The rich kept getting richer during the third day of fishing in the 39th Annual USVI Open/Atlantic Blue Marlin Tournament (ABMT) as it was the leader boats that kept adding to their wealth of blue marlin releases.
The 58-foot Revenge remains in the lead with nine blue marlin, having released two for the day. Revenge angler/owner, Sam Jennings, of Juno Beach, Florida, moved into the third angler slot by having released five of the boat’s blue marlin.
Chach, the Monterey 58 out of Louisiana that led on the first day, tied the Revenge with nine blue marlin releases. However, Chach is second in the boat standings having reached their total after the Revenge.
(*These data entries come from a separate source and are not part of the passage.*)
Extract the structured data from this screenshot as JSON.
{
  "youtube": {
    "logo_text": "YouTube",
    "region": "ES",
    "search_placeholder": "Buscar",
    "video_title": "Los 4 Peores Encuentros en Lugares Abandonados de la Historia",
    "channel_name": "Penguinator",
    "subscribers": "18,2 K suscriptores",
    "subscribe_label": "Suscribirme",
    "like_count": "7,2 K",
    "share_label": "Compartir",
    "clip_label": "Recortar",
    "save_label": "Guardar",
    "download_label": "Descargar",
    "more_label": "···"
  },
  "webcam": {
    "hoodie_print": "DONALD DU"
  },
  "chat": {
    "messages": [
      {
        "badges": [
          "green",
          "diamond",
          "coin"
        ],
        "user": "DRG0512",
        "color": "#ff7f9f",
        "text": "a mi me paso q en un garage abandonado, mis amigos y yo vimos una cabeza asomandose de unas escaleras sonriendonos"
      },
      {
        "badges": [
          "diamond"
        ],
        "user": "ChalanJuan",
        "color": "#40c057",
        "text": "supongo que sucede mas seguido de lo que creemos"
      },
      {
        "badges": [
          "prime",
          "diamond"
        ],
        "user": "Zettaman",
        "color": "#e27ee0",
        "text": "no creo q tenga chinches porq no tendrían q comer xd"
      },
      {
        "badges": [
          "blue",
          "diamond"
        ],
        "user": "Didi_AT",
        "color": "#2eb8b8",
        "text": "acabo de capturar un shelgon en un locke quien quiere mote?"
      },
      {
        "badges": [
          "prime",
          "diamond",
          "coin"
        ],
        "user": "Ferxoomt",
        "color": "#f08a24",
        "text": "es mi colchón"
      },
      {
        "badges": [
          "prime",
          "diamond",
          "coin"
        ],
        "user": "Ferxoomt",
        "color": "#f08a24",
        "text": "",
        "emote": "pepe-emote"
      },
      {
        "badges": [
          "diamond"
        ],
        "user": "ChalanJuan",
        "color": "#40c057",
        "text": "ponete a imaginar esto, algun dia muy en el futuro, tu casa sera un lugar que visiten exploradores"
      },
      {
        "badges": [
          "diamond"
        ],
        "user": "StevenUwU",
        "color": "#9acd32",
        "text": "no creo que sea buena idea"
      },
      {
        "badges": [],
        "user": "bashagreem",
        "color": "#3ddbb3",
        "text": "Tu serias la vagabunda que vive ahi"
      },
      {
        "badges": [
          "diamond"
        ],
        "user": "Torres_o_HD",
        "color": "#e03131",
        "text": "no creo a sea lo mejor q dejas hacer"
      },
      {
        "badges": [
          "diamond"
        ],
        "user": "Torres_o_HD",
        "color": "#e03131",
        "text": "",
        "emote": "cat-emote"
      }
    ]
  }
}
All four of Chach’s fish today were released by angler Damon Chouest, bumping Chouest up into first place in the angler standings with Buddy Hardiman aboard the Triple Seven second best angler with five blue marlin releases.
“We had two in the spread this morning that didn’t eat,” said Chouest. “Then, we caught all four of our fish after 2 p.m. this afternoon. The last was a double header. Dominick (LaCombe) raised his off the left rigger but it spit the bait. Mine came up on the right rigger, and I had it up to within two foot of the leader when it sounded. That’s when we heard the Gulf Rascal had hooked up. At stake at that point if Gulf Rascal released their fish before us was our place in the dailies, the boat standings and in the angler standings – all three.”
Gulf Rascal, a 68-foot Hatteras owned by Pensacola, Florida-based angler Rod Windley, added four blue marlin to their releases for the day and finished third overall in the boat standings behind Chach. Two of the blue marlin releases were made by Phillip Napier and the other two by Doug Caddell.
“The three of us have been fishing together as a team for the last five years,” said Windley.
On a day where there were many pulled hooked throughout the fleet, Gulf Rascal made their mark by never missing a fish. “We caught everything we saw, and we caught them all on circle hooks and pitch baits,” said Windley.
One of several boats that experienced the disappointment of a pulled hook was St. John-based charter boat, Mixed Bag II, a 45-foot Luhrs Express. “We saw four, had two bites and caught none,” said Capt. Rob Richards. “We had one up to within 18 inches of a release when he turned his head and shook the hook.”
Richards has been chartered by the same four anglers for the past three years – Andy Graham, Jeff Junkin, and father and son, Jimmy and Trey Doyle – all from Alabama. The anglers came down with their wives for the week, but it wasn’t all land-lubbing for the wives. In fact, Trey’s wife, Heather, went out fishing a day prior to the tournament on a practice run and caught her first blue marlin.
A total of 88 blue marlin were released by the 20-boat fleet over two days of fishing.
Saturday is a layday where some teams will rest and the others will head out to fish for fun. When they return, the Ritz Carlton, St. Thomas, will host the tournament’s anglers at its 13th annual Full Moon Party on the beach. Fishing continues on Sunday.
Viewers can get in on the fun from anywhere in the world by entering the boat pool on line for the chance to win prizes. Visit: www.abmt.vi/pages/boatpool.htm
to learn more.
The public can catch the spirit of sport fishing by ‘doing the docks’ or watching the big rigs come in around 5:30 p.m. and counting the number of marlin release flags flying from the outriggers. The more flags, the more marlin the boat released. Commemorative tournament T-shirts will be on sale each night of the event, and there will be a cash bar and other festivities on the docks.
The ABMT’s Sunday fishing finale concludes with the Jim Smith ‘Race from the Edge’ at 4:30 p.m. The best place to watch this often photo finish boat race is from the spit of land past the pool at the Sapphire Beach Resort. The Awards Ceremony takes place later in the evening along with the naming of several prize winners including the 2011 USVI Open/Atlantic Blue Marlin Top Angler, who pockets a $10,000 cash prize.
The ABMT is fished under International Game Fishing Association (IGFA) rules, and is overseen by a professional Board of Captains and well-qualified observers.
The tournament benefits the Virgin Islands Council of the Boy Scouts of America.